The Huffington Post reports that the Navy announced the lift on its ban during a live broadcast on its Facebook page on Tuesday.

Many other styles, including ponytails and buns, will also be allowed under the new relaxed rules if they do not interfere with the female sailor’s operational or safety needs. Male sailors will still be required to keep their hair short, however.

As HuffPo notes, Petty Officer 1st Class Jacqualynn Leak, who has worn her hair in dreadlocks since 2014, has been pushing to get the ban lifted, pouring over research on the cultural and health aspects of locs, as well as surveying several female sailors who have been impacted by the ban.

“I wanted to make an argument so compelling that every reason my chain of command could give me for why dreadlocks were banned could easily be rebutted with facts,” she said, according to the news site.

Leak would get by the rules by covering her shoulder-length locs with a wig, but that became more difficult as her hair grew. Some women in the Navy who had locks were subject to harsh punishments.

Back in 2014, the Navy honorably discharged Jessica Sims, a 12-year veteran in the military branch for “failing to obey an order to cut off her natural hairstyle.”


Sims’ record had been spotless up until her discharge, and she had received no complaints about her hair—which she kept in a tight bun—until she was given orders to teach at a Navy boot camp in Illinois. She was told to cut her hair or wear a wig, options which she refused.


Four years later, the Navy is the last branch of the military to drop its archaic restrictions on dreadlocks, and for Leak at least, that is a huge win.

“I am not my hair, but in a way, I am,” Leak told HuffPo. “This change is another way for me to represent who I am and feel like the Navy embraces it. It sends a message to sailors that we’re seen and valued for everything we are, including our service.”



When I joined the Navy (during the age of wooden ships and iron men) women had to cut their hair short enough that it didn’t extend below the lower edge of the shirt collar.

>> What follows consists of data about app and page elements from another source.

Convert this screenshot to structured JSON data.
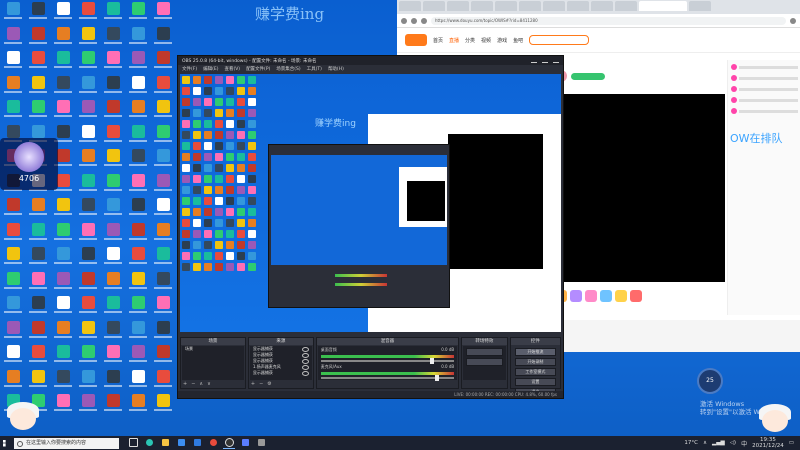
{
  "desktop": {
    "watermark": "赚学费ing",
    "badge_value": "4706"
  },
  "browser": {
    "url": "https://www.douyu.com/topic/OWIS#?rid=8411280",
    "announcement": "OW在排队",
    "nav": [
      "首页",
      "直播",
      "分类",
      "视频",
      "游戏",
      "鱼吧"
    ],
    "follow_label": "关注"
  },
  "obs": {
    "title": "OBS 25.0.8 (64-bit, windows) - 配置文件: 未命名 - 场景: 未命名",
    "menu": [
      "文件(F)",
      "编辑(E)",
      "查看(V)",
      "配置文件(P)",
      "场景集合(S)",
      "工具(T)",
      "帮助(H)"
    ],
    "preview_watermark": "赚学费ing",
    "docks": {
      "scenes": "场景",
      "sources": "来源",
      "mixer": "混音器",
      "transitions": "转场特效",
      "controls": "控件"
    },
    "scene_items": [
      "场景"
    ],
    "source_items": [
      "显示器捕获",
      "显示器捕获",
      "显示器捕获",
      "1.扬声器麦克风",
      "显示器捕获"
    ],
    "mixer_channels": [
      {
        "name": "桌面音频",
        "db": "0.0 dB",
        "level": 0.82
      },
      {
        "name": "麦克风/Aux",
        "db": "0.0 dB",
        "level": 0.86
      }
    ],
    "controls": [
      "开始推流",
      "开始录制",
      "工作室模式",
      "设置",
      "退出"
    ],
    "status": "LIVE: 00:00:00   REC: 00:00:00   CPU: 4.8%, 60.00 fps"
  },
  "tray": {
    "weather_temp": "25",
    "activation_title": "激活 Windows",
    "activation_sub": "转到\"设置\"以激活 Windows。",
    "temperature": "17°C",
    "ime": "中",
    "time": "19:35",
    "date": "2021/12/24"
  },
  "taskbar": {
    "search_placeholder": "在这里输入你要搜索的内容"
  }
}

About six months later, they changed that policy, as long as it was up you were fine.

I knew a lot of pissed off women who wished they had joined just a bit later.